Etiquette and diplomatic niceties are the hallmarks of the world of politics. Political leaders are trained to speak ambiguously and in a way that can allow for future re-interpretation (misinterpretation?) as the need arises. It is only in private, and even then quite rarely, that diplomats may express themselves with candour and frankness.
"If you really want to do me a kindness... act towards me with truth and kindness and do not bury me in Egypt" (47:29). So begins Yaakov's exhortation to Yosef as he realizes that the end is near. Though Yosef promised to carry out his father's request, Yaakov was not yet satisfied and demanded that Yosef take an oath that he would do as Yaakov asked.

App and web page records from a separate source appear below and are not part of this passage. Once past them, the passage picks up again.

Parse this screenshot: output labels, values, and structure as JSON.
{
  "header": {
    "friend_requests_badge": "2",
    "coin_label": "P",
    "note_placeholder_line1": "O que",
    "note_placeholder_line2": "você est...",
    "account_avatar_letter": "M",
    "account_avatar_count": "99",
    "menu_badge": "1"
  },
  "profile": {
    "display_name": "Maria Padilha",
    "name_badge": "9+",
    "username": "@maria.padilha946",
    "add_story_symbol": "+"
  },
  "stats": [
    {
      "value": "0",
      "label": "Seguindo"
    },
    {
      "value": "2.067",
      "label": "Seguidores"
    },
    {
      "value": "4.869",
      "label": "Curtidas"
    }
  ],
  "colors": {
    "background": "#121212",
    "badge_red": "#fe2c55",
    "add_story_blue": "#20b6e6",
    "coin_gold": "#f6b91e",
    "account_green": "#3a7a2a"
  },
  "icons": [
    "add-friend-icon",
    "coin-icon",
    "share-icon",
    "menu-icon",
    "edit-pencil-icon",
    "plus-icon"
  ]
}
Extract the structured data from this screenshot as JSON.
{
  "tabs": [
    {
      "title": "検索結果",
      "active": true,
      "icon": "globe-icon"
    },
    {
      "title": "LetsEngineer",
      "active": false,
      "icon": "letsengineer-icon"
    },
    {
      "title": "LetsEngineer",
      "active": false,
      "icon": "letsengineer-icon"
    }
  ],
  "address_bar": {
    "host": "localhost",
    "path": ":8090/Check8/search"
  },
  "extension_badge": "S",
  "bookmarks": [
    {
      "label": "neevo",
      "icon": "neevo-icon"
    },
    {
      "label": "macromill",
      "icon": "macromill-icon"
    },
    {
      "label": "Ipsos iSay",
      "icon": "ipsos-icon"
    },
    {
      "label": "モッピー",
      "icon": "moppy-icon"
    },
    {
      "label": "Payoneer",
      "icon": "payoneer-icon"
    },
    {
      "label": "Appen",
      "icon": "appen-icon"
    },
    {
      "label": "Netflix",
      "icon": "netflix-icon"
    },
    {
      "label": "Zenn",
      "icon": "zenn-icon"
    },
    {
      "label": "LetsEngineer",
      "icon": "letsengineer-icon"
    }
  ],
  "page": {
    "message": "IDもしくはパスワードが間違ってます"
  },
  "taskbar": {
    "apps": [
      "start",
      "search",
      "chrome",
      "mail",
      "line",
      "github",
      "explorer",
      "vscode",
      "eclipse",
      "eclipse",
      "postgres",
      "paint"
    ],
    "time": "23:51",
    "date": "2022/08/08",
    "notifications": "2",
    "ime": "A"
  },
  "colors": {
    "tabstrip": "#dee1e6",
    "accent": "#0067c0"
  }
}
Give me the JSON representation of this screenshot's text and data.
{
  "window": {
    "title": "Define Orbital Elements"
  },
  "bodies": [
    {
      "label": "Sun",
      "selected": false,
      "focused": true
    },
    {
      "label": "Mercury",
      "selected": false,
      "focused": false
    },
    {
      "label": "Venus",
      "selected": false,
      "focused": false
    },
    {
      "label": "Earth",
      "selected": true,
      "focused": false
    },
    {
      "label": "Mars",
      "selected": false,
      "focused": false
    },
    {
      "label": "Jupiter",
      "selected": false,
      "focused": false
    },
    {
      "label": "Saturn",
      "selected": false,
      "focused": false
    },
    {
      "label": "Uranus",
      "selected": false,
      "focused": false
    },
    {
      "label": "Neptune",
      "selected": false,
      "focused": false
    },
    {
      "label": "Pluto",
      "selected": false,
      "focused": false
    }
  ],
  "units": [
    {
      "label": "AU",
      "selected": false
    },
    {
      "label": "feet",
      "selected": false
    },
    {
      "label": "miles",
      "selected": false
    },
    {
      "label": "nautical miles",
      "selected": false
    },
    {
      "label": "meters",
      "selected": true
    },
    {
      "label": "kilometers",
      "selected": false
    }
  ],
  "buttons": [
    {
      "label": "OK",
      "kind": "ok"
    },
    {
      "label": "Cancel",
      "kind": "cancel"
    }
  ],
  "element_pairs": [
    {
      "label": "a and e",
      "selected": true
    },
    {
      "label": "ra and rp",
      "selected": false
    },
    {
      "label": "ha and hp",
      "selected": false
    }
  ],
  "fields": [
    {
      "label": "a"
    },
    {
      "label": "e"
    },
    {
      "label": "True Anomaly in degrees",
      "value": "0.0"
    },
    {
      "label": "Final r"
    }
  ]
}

After twenty-two difficult years, Yaakov was informed that his beloved son Yosef was the Viceroy of Egypt. Overcome with joy and disbelief, Yaakov hurried to travel to Egypt to be reunited with his long-lost son. Surely Yaakov could not have been happier.
Yet as Yaakov approached the Egyptian border, G-d appeared to Yaakov, telling him "Do not be afraid to go down to Egypt” (Breisheet 46:3). Outwardly, Yaakov likely radiated joy, but G-d alone knew that deep down Yaakov was nervous. Why?
The home plays a critical—if not the critical—role in the development of Jewish life. The efforts of schools, shuls, camps, Israel trips, and the like are unlikely to have major lasting impact if the messages of Jewish living are not reinforced at home. Passover, the holiday that laid the foundation for Jewish nationhood, is thus centred around the home. It is interesting to note that chapter twelve in Exodus, which describes the lead-up to the Exodus and our formation as a people, contains the word bayit (home) no less than twelve times.
That one has a natural love for one's place of birth is a truism long recognized by our Talmudic sages. Emigration is never an easy prospect, even for those who do so willingly. How much more difficult and traumatic is a forced exile? We are all aware of the great difficulties many Jews fleeing anti-Semitism had in integrating into their new-found countries. How much more difficult and painful is it for those forced to leave at the hands of their brethren?